* _Your objective_
All of the records must be given again exactly.

* _Items from an interface collection_
:::
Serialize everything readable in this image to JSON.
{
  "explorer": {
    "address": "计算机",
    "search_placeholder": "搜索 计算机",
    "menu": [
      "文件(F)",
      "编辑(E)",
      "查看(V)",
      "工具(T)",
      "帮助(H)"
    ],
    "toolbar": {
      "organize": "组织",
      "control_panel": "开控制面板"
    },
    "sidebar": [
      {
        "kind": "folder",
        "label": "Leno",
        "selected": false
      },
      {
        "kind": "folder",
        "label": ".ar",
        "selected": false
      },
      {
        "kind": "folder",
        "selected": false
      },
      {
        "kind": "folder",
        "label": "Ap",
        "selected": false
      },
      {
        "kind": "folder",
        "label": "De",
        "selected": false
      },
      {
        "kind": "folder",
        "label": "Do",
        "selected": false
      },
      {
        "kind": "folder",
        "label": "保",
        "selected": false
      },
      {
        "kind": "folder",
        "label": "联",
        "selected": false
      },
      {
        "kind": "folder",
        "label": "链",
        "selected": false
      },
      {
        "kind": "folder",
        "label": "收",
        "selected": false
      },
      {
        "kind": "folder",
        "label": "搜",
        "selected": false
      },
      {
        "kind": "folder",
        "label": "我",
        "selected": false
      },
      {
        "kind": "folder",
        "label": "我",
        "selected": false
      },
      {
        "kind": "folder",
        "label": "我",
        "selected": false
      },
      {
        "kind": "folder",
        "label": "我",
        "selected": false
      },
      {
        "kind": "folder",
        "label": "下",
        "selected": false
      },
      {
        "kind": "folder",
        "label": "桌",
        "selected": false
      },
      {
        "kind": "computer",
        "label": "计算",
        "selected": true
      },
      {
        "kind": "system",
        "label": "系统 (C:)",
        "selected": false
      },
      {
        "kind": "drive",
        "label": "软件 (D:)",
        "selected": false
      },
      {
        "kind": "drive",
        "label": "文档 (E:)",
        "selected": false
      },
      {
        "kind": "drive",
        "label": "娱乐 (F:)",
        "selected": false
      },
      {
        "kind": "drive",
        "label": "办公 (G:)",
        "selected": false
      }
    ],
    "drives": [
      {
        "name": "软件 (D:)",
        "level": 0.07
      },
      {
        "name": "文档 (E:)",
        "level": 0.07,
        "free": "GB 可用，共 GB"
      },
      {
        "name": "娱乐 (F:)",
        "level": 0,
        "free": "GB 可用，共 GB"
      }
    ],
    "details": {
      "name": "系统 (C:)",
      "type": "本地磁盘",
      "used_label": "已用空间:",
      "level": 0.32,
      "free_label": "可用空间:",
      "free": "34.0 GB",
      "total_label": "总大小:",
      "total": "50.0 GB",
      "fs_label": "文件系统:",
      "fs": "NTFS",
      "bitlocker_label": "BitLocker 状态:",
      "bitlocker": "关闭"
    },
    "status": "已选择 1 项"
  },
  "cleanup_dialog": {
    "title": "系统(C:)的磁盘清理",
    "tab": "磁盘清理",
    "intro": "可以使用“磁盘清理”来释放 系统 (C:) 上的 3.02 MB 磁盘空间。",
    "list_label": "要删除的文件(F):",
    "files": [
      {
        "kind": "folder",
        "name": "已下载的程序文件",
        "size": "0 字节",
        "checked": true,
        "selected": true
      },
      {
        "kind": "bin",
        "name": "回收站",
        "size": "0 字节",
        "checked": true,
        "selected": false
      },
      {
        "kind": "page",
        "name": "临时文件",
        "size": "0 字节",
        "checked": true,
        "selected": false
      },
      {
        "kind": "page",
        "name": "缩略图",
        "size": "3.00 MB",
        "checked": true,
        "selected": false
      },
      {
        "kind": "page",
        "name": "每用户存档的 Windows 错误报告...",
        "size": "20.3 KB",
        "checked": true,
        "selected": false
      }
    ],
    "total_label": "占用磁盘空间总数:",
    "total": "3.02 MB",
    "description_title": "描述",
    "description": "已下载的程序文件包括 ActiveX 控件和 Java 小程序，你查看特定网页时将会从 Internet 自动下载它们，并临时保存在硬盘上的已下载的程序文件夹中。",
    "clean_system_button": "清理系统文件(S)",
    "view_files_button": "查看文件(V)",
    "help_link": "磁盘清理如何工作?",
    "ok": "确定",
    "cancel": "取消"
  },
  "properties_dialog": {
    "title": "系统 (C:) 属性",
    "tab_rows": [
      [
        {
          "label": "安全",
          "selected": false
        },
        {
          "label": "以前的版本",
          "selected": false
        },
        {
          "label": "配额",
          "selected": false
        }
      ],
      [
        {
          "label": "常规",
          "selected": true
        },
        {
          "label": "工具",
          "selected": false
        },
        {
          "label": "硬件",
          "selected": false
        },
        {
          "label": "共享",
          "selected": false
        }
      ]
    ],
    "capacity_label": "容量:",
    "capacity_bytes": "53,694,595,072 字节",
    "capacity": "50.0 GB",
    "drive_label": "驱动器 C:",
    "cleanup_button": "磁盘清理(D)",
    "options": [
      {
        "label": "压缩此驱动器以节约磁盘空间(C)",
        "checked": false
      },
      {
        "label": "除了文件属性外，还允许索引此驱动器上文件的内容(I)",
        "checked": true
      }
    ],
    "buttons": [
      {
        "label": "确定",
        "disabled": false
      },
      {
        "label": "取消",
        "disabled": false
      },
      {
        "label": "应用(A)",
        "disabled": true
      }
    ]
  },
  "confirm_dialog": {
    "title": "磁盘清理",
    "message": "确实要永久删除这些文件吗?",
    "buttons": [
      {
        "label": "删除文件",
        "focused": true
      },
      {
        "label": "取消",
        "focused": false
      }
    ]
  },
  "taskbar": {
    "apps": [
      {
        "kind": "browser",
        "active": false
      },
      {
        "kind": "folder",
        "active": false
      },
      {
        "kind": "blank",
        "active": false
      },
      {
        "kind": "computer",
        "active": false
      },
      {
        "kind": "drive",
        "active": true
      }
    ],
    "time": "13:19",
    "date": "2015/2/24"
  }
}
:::
* _The answer_
Serialize everything readable in this image to JSON.
{
  "explorer": {
    "address": "计算机",
    "search_placeholder": "搜索 计算机",
    "menu": [
      "文件(F)",
      "编辑(E)",
      "查看(V)",
      "工具(T)",
      "帮助(H)"
    ],
    "toolbar": {
      "organize": "组织",
      "control_panel": "开控制面板"
    },
    "sidebar": [
      {
        "kind": "folder",
        "label": "Leno",
        "selected": false
      },
      {
        "kind": "folder",
        "label": ".ar",
        "selected": false
      },
      {
        "kind": "folder",
        "selected": false
      },
      {
        "kind": "folder",
        "label": "Ap",
        "selected": false
      },
      {
        "kind": "folder",
        "label": "De",
        "selected": false
      },
      {
        "kind": "folder",
        "label": "Do",
        "selected": false
      },
      {
        "kind": "folder",
        "label": "保",
        "selected": false
      },
      {
        "kind": "folder",
        "label": "联",
        "selected": false
      },
      {
        "kind": "folder",
        "label": "链",
        "selected": false
      },
      {
        "kind": "folder",
        "label": "收",
        "selected": false
      },
      {
        "kind": "folder",
        "label": "搜",
        "selected": false
      },
      {
        "kind": "folder",
        "label": "我",
        "selected": false
      },
      {
        "kind": "folder",
        "label": "我",
        "selected": false
      },
      {
        "kind": "folder",
        "label": "我",
        "selected": false
      },
      {
        "kind": "folder",
        "label": "我",
        "selected": false
      },
      {
        "kind": "folder",
        "label": "下",
        "selected": false
      },
      {
        "kind": "folder",
        "label": "桌",
        "selected": false
      },
      {
        "kind": "computer",
        "label": "计算",
        "selected": true
      },
      {
        "kind": "system",
        "label": "系统 (C:)",
        "selected": false
      },
      {
        "kind": "drive",
        "label": "软件 (D:)",
        "selected": false
      },
      {
        "kind": "drive",
        "label": "文档 (E:)",
        "selected": false
      },
      {
        "kind": "drive",
        "label": "娱乐 (F:)",
        "selected": false
      },
      {
        "kind": "drive",
        "label": "办公 (G:)",
        "selected": false
      }
    ],
    "drives": [
      {
        "name": "软件 (D:)",
        "level": 0.07
      },
      {
        "name": "文档 (E:)",
        "level": 0.07,
        "free": "GB 可用，共 GB"
      },
      {
        "name": "娱乐 (F:)",
        "level": 0,
        "free": "GB 可用，共 GB"
      }
    ],
    "details": {
      "name": "系统 (C:)",
      "type": "本地磁盘",
      "used_label": "已用空间:",
      "level": 0.32,
      "free_label": "可用空间:",
      "free": "34.0 GB",
      "total_label": "总大小:",
      "total": "50.0 GB",
      "fs_label": "文件系统:",
      "fs": "NTFS",
      "bitlocker_label": "BitLocker 状态:",
      "bitlocker": "关闭"
    },
    "status": "已选择 1 项"
  },
  "cleanup_dialog": {
    "title": "系统(C:)的磁盘清理",
    "tab": "磁盘清理",
    "intro": "可以使用“磁盘清理”来释放 系统 (C:) 上的 3.02 MB 磁盘空间。",
    "list_label": "要删除的文件(F):",
    "files": [
      {
        "kind": "folder",
        "name": "已下载的程序文件",
        "size": "0 字节",
        "checked": true,
        "selected": true
      },
      {
        "kind": "bin",
        "name": "回收站",
        "size": "0 字节",
        "checked": true,
        "selected": false
      },
      {
        "kind": "page",
        "name": "临时文件",
        "size": "0 字节",
        "checked": true,
        "selected": false
      },
      {
        "kind": "page",
        "name": "缩略图",
        "size": "3.00 MB",
        "checked": true,
        "selected": false
      },
      {
        "kind": "page",
        "name": "每用户存档的 Windows 错误报告...",
        "size": "20.3 KB",
        "checked": true,
        "selected": false
      }
    ],
    "total_label": "占用磁盘空间总数:",
    "total": "3.02 MB",
    "description_title": "描述",
    "description": "已下载的程序文件包括 ActiveX 控件和 Java 小程序，你查看特定网页时将会从 Internet 自动下载它们，并临时保存在硬盘上的已下载的程序文件夹中。",
    "clean_system_button": "清理系统文件(S)",
    "view_files_button": "查看文件(V)",
    "help_link": "磁盘清理如何工作?",
    "ok": "确定",
    "cancel": "取消"
  },
  "properties_dialog": {
    "title": "系统 (C:) 属性",
    "tab_rows": [
      [
        {
          "label": "安全",
          "selected": false
        },
        {
          "label": "以前的版本",
          "selected": false
        },
        {
          "label": "配额",
          "selected": false
        }
      ],
      [
        {
          "label": "常规",
          "selected": true
        },
        {
          "label": "工具",
          "selected": false
        },
        {
          "label": "硬件",
          "selected": false
        },
        {
          "label": "共享",
          "selected": false
        }
      ]
    ],
    "capacity_label": "容量:",
    "capacity_bytes": "53,694,595,072 字节",
    "capacity": "50.0 GB",
    "drive_label": "驱动器 C:",
    "cleanup_button": "磁盘清理(D)",
    "options": [
      {
        "label": "压缩此驱动器以节约磁盘空间(C)",
        "checked": false
      },
      {
        "label": "除了文件属性外，还允许索引此驱动器上文件的内容(I)",
        "checked": true
      }
    ],
    "buttons": [
      {
        "label": "确定",
        "disabled": false
      },
      {
        "label": "取消",
        "disabled": false
      },
      {
        "label": "应用(A)",
        "disabled": true
      }
    ]
  },
  "confirm_dialog": {
    "title": "磁盘清理",
    "message": "确实要永久删除这些文件吗?",
    "buttons": [
      {
        "label": "删除文件",
        "focused": true
      },
      {
        "label": "取消",
        "focused": false
      }
    ]
  },
  "taskbar": {
    "apps": [
      {
        "kind": "browser",
        "active": false
      },
      {
        "kind": "folder",
        "active": false
      },
      {
        "kind": "blank",
        "active": false
      },
      {
        "kind": "computer",
        "active": false
      },
      {
        "kind": "drive",
        "active": true
      }
    ],
    "time": "13:19",
    "date": "2015/2/24"
  }
}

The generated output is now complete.